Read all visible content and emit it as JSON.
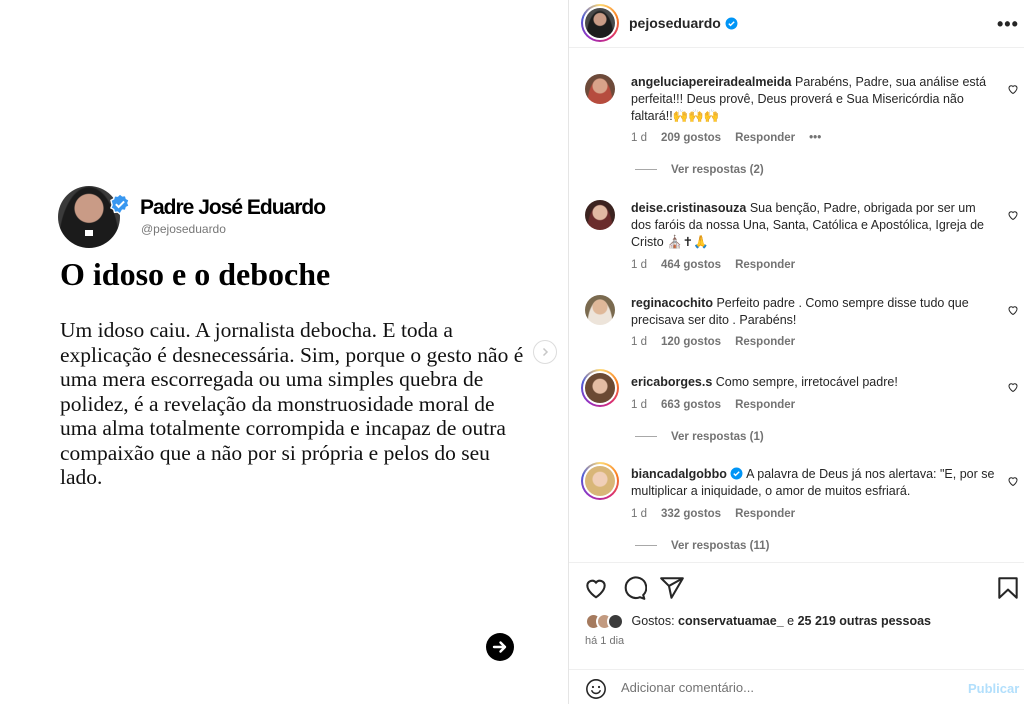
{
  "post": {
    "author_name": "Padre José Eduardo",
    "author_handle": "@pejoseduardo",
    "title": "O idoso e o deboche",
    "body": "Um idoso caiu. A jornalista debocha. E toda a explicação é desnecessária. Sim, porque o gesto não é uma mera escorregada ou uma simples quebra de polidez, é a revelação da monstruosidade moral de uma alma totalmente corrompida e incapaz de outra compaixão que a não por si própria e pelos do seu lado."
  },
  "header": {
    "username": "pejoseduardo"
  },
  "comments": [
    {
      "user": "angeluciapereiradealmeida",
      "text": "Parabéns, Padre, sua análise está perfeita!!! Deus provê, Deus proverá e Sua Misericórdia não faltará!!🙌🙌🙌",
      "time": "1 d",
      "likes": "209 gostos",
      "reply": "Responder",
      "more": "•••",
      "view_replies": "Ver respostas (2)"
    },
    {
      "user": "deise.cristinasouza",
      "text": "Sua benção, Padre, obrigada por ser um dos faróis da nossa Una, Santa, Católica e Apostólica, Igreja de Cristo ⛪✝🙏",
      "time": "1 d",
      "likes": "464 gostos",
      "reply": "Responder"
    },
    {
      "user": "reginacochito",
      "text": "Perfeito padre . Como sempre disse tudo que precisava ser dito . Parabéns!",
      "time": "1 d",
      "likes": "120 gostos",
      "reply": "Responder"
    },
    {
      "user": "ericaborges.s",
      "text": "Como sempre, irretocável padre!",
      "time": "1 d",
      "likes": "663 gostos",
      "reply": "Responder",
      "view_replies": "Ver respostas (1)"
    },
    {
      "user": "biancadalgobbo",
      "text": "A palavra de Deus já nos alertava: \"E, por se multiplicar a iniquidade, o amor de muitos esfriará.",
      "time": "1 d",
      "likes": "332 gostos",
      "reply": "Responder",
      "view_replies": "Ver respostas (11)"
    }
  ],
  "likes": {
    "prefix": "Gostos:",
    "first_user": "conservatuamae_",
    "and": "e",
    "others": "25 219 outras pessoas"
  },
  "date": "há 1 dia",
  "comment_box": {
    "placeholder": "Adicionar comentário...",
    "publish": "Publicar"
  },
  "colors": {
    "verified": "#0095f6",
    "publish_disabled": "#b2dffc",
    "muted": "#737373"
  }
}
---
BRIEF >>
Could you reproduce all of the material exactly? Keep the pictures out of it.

SOLUTION FOR THIS PROBLEM >>
Read all visible content and emit it as JSON.
{
  "post": {
    "author_name": "Padre José Eduardo",
    "author_handle": "@pejoseduardo",
    "title": "O idoso e o deboche",
    "body": "Um idoso caiu. A jornalista debocha. E toda a explicação é desnecessária. Sim, porque o gesto não é uma mera escorregada ou uma simples quebra de polidez, é a revelação da monstruosidade moral de uma alma totalmente corrompida e incapaz de outra compaixão que a não por si própria e pelos do seu lado."
  },
  "header": {
    "username": "pejoseduardo"
  },
  "comments": [
    {
      "user": "angeluciapereiradealmeida",
      "text": "Parabéns, Padre, sua análise está perfeita!!! Deus provê, Deus proverá e Sua Misericórdia não faltará!!🙌🙌🙌",
      "time": "1 d",
      "likes": "209 gostos",
      "reply": "Responder",
      "more": "•••",
      "view_replies": "Ver respostas (2)"
    },
    {
      "user": "deise.cristinasouza",
      "text": "Sua benção, Padre, obrigada por ser um dos faróis da nossa Una, Santa, Católica e Apostólica, Igreja de Cristo ⛪✝🙏",
      "time": "1 d",
      "likes": "464 gostos",
      "reply": "Responder"
    },
    {
      "user": "reginacochito",
      "text": "Perfeito padre . Como sempre disse tudo que precisava ser dito . Parabéns!",
      "time": "1 d",
      "likes": "120 gostos",
      "reply": "Responder"
    },
    {
      "user": "ericaborges.s",
      "text": "Como sempre, irretocável padre!",
      "time": "1 d",
      "likes": "663 gostos",
      "reply": "Responder",
      "view_replies": "Ver respostas (1)"
    },
    {
      "user": "biancadalgobbo",
      "text": "A palavra de Deus já nos alertava: \"E, por se multiplicar a iniquidade, o amor de muitos esfriará.",
      "time": "1 d",
      "likes": "332 gostos",
      "reply": "Responder",
      "view_replies": "Ver respostas (11)"
    }
  ],
  "likes": {
    "prefix": "Gostos:",
    "first_user": "conservatuamae_",
    "and": "e",
    "others": "25 219 outras pessoas"
  },
  "date": "há 1 dia",
  "comment_box": {
    "placeholder": "Adicionar comentário...",
    "publish": "Publicar"
  },
  "colors": {
    "verified": "#0095f6",
    "publish_disabled": "#b2dffc",
    "muted": "#737373"
  }
}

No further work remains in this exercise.